Soiling or pooping in pants is a problem many families of autistic children face. It happens most often when the child does not reliable use the toilet for a bowel movement. But it can also happen when the child is fully toilet trained. It is a very common problem in children with autism, Aspergers syndrome and other development disorders.
Children with an autism spectrum disorder struggle with bowel movements! They can struggle with leaky-gut, constipation, and/or diarrhea. Some struggle because of gastrointestinal issues – which form part of their diagnosis, whilst others struggle because of their diet or lack of a proper diet.
Further contributing factors to pooping in pants may include:
- Transitioning difficulties which basically means the child struggles to stop what they are doing to go and do something ells.
- Restrictive behaviors can also be to blame for the child not wanting to use the toilet for pooping.
- Sensory challenges and the child’s refusal to sit on the toilet for periods long enough to allow for a complete bowel movement
- Sometimes autistic children who are toileting can behave in challenging ways. They may want to play with the toilet water, or they may continually flush the toilet. Some autistic children may want to smear poo on the wall. All these behaviors are ways in which the child gets to avoid doing poos on the toilet. So, when they do need to go then they just go in their pants.
- If a child struggles with change, then they may struggle with the use of a toilet when they are in different places.
- Rigid routines can cause problems as the child may not understand that they can go to the toilet when they need to. They may only go to the toilet when their schedule allows for it. This problem is particularly hard to overcome because on the one hand children with autism flourish when they have structure. They flourish with visual schedules BUT visual schedules and too much structure will also mean toilet training difficulties could arise.

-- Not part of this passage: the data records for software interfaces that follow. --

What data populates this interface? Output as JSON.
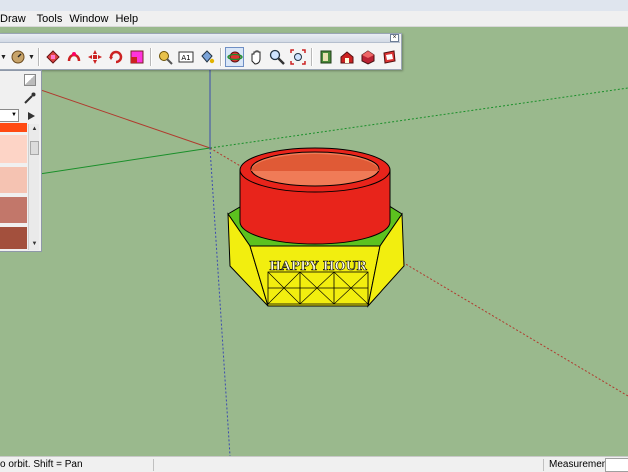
{
  "menubar": {
    "items": [
      "Draw",
      "Tools",
      "Window",
      "Help"
    ]
  },
  "toolbar": {
    "tools": [
      {
        "name": "orbit-tool",
        "icon": "orbit-icon"
      },
      {
        "name": "pan-tool",
        "icon": "pan-icon"
      },
      {
        "name": "zoom-tool",
        "icon": "zoom-icon"
      },
      {
        "name": "zoom-extents-tool",
        "icon": "zoom-extents-icon"
      }
    ],
    "dimension_label": "A1"
  },
  "model": {
    "label": "HAPPY HOUR"
  },
  "colors": {
    "viewport": "#9ab98d",
    "cylinder": "#e8241b",
    "cylinder_inner": "#f07b57",
    "nut_top": "#5cc21f",
    "nut_body": "#f2ee0f",
    "axis_red": "#b03a2e",
    "axis_green": "#1a8f2a",
    "axis_blue": "#3b4bb0"
  },
  "material_swatches": [
    "#ff4a12",
    "#fdd4c6",
    "#f5c3b2",
    "#c2776a",
    "#a3503d",
    "#8a3d29"
  ],
  "statusbar": {
    "hint": "o orbit.  Shift = Pan",
    "measurements_label": "Measurements"
  }
}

- A fear of the toilet or bathroom or an association of something negative that happened e.g., if the child had bad constipation and went to the loo and it was painful then they may refuse to defecate in the toilet. They think that if they don’t go into the bathroom defecating will not be painful. In this case the child associates the pain they felt with the bathroom – not with the actual act of pooping.

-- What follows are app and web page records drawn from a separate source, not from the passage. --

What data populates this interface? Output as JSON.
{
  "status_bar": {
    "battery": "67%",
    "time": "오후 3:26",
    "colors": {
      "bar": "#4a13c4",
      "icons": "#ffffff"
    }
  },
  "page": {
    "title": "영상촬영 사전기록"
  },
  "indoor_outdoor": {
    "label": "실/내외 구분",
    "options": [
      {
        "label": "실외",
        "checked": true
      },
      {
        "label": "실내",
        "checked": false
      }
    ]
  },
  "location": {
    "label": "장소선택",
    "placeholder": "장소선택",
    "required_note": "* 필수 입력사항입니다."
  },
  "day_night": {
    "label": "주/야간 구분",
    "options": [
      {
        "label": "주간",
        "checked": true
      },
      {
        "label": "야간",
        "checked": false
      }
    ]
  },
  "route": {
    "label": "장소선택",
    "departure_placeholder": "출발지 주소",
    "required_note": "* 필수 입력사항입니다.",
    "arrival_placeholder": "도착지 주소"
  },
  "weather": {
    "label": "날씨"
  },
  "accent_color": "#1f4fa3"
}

- The time of day can be a reason for accidents. Nighttime accidents could mean that the child is not aware of their need to go to the toilet when they are sleeping, and you may need to implement a nighttime toilet training routing. Many children have sleeping problems and medication can have side effects that make night time accidents a common problem.
- Co-operative sitting can be another reason. The child is more than able to sit on the loo for a quick wee-wee but the time it takes to wait for their bowels to be empty is a whole different story.

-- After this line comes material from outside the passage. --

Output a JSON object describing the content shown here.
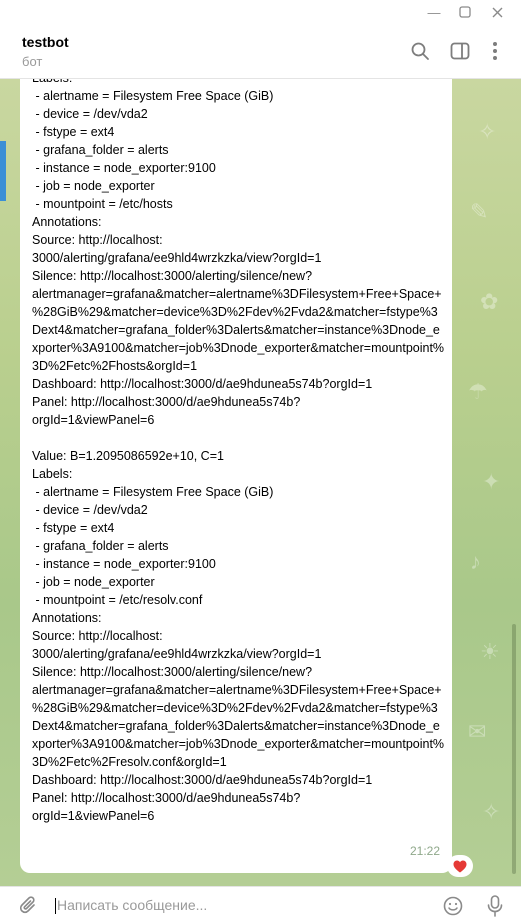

- Children on the spectrum often experience anxiety which can be another reason they do not want to go to the bathroom.
There are so many reasons why a child with autism poop in their pants rather than on a toilet. The best advice we can give is to keep a record of your child’s toileting success and their mishaps. It will help you to understand the underlying problem your child has. Once we know what the reasons are we can start working on strategies to help your child overcome this behavior.